## TRY IT
What number of lines in the entries hold the string "name"? Answer with it alone.

+++ EXERCISE MATERIAL +++

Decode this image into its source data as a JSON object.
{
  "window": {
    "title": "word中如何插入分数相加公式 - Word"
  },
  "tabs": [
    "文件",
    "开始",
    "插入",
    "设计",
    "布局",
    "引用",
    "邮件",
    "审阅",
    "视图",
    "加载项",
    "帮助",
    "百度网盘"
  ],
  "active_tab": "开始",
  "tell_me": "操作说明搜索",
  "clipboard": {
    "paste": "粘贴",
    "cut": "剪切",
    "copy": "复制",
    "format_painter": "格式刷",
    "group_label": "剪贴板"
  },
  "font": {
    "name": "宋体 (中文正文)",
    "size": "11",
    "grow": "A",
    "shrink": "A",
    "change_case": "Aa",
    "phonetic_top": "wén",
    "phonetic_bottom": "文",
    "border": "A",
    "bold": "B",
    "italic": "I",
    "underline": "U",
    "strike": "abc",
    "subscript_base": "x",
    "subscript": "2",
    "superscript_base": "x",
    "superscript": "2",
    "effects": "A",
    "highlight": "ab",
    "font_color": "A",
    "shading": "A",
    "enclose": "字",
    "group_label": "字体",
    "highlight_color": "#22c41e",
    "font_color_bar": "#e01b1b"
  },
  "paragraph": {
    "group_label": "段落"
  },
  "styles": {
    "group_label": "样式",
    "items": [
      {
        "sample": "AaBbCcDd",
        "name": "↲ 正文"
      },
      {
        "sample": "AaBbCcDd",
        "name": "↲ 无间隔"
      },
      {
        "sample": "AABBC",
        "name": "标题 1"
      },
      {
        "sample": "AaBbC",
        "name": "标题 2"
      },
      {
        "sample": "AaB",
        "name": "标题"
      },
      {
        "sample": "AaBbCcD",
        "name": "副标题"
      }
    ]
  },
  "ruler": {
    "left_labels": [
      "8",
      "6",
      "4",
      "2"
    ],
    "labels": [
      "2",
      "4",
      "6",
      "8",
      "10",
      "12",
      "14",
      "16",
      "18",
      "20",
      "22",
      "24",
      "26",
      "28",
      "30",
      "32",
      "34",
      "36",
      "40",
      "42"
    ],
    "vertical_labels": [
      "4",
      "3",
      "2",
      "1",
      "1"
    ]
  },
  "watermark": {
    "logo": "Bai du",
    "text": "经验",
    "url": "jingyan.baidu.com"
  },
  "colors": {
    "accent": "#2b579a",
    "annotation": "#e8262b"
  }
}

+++

## OUTPUT BELOW
7